**Data shown**
__________________________________________________

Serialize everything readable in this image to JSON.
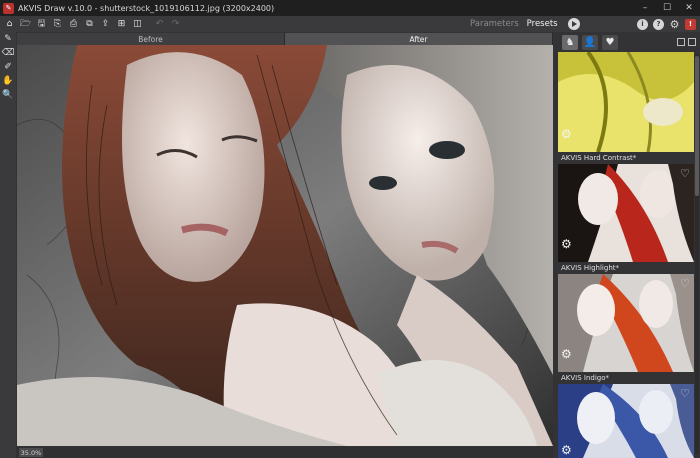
{
  "window": {
    "title": "AKVIS Draw v.10.0 - shutterstock_1019106112.jpg (3200x2400)",
    "controls": [
      "–",
      "☐",
      "✕"
    ]
  },
  "toolbar": {
    "tabs": {
      "parameters": "Parameters",
      "presets": "Presets"
    }
  },
  "compare": {
    "before": "Before",
    "after": "After"
  },
  "canvas": {
    "zoom": "35.0%"
  },
  "presets": [
    {
      "label": "",
      "tint": "yellow"
    },
    {
      "label": "AKVIS Hard Contrast*",
      "tint": "contrast"
    },
    {
      "label": "AKVIS Highlight*",
      "tint": "highlight"
    },
    {
      "label": "AKVIS Indigo*",
      "tint": "indigo"
    }
  ],
  "colors": {
    "accent_red": "#c23a34",
    "panel_bg": "#333335",
    "toolbar_bg": "#3a3a3c"
  }
}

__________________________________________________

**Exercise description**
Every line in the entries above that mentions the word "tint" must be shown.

**Solution for this task**
      "tint": "yellow"
      "tint": "contrast"
      "tint": "highlight"
      "tint": "indigo"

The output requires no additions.